▸ **What this task involves**:
Filter the entries, keeping every line with the string "back".

▸ **Data for processing**:
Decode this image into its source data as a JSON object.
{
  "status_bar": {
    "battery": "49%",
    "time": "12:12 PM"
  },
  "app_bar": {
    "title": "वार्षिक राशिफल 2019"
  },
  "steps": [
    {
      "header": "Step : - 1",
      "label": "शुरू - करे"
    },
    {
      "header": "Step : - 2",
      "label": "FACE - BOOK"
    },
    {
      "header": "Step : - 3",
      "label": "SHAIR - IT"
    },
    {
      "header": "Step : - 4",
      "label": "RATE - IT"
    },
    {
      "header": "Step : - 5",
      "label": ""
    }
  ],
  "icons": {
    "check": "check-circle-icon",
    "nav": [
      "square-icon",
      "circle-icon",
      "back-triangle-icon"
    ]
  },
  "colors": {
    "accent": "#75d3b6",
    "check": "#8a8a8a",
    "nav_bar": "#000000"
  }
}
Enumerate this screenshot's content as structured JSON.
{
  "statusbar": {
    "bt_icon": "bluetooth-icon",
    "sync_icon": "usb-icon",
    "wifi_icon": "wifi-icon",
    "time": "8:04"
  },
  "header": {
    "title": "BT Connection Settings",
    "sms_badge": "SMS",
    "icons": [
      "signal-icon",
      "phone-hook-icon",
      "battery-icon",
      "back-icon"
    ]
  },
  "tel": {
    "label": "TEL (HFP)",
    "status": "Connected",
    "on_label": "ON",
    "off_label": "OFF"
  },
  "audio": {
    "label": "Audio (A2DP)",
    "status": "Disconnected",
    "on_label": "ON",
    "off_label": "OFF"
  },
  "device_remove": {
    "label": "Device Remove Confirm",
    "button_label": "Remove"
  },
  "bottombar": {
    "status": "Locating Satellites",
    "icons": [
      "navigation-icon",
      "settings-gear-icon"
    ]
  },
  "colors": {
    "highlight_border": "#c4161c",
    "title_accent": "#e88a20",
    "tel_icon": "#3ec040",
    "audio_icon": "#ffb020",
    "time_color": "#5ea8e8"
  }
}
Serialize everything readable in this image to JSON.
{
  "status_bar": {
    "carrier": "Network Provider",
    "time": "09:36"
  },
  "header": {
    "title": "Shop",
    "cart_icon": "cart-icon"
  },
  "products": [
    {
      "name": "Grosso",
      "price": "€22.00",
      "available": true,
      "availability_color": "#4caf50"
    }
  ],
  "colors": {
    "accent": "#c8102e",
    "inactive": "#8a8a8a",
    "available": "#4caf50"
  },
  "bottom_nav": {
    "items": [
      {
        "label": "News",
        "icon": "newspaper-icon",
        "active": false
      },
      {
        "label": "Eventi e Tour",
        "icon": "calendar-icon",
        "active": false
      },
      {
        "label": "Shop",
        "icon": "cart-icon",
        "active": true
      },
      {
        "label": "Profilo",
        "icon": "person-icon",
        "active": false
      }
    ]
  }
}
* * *
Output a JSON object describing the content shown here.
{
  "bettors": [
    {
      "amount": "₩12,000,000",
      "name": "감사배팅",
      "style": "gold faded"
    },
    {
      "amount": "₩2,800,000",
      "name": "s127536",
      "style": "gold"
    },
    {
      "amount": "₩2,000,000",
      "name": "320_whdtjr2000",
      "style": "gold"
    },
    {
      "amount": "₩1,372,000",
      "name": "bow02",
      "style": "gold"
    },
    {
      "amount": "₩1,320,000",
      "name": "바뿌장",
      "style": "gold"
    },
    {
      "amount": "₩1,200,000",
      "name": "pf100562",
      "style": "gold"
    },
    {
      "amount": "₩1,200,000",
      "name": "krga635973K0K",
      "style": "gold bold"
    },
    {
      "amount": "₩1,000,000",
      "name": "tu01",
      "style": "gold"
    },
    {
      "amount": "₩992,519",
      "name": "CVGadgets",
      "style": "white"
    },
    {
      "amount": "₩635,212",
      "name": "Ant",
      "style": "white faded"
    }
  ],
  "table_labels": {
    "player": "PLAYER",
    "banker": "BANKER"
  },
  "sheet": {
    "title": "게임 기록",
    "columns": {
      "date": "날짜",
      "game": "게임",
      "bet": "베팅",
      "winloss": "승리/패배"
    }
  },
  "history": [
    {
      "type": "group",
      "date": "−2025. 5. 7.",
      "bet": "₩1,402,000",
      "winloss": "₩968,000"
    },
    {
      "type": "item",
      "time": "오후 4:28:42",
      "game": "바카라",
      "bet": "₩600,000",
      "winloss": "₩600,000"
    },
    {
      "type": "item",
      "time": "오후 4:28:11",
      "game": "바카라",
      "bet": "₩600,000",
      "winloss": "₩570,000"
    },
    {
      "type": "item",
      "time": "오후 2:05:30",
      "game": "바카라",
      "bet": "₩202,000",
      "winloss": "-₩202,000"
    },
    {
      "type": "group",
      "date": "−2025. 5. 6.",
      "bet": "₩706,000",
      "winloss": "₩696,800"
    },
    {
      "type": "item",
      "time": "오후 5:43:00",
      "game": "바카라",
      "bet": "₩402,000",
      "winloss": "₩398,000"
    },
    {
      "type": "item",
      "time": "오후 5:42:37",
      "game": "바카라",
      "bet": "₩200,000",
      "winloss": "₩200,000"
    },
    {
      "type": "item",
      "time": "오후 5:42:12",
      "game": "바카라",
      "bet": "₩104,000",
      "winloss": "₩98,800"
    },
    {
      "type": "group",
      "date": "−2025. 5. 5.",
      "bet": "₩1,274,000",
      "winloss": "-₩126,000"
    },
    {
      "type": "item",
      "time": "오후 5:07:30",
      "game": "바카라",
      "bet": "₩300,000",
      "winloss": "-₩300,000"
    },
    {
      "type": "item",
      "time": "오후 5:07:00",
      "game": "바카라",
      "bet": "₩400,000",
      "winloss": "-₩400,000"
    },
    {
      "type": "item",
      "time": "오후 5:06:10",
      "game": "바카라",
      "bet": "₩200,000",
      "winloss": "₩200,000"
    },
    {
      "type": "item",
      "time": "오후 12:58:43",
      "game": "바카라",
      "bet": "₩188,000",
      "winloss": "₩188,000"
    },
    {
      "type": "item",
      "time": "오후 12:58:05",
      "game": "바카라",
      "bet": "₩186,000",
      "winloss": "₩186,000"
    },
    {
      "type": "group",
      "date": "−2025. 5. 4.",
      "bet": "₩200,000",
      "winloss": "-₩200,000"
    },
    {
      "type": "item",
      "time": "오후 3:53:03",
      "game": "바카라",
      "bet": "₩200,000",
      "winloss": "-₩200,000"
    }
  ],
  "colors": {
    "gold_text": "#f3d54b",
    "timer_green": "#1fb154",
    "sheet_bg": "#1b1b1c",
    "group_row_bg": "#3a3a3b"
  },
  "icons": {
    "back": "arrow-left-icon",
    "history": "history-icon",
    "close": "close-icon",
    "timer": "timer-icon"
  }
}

▸ **Result for this task**:
      "back-triangle-icon"
      "back-icon"
    "back": "arrow-left-icon",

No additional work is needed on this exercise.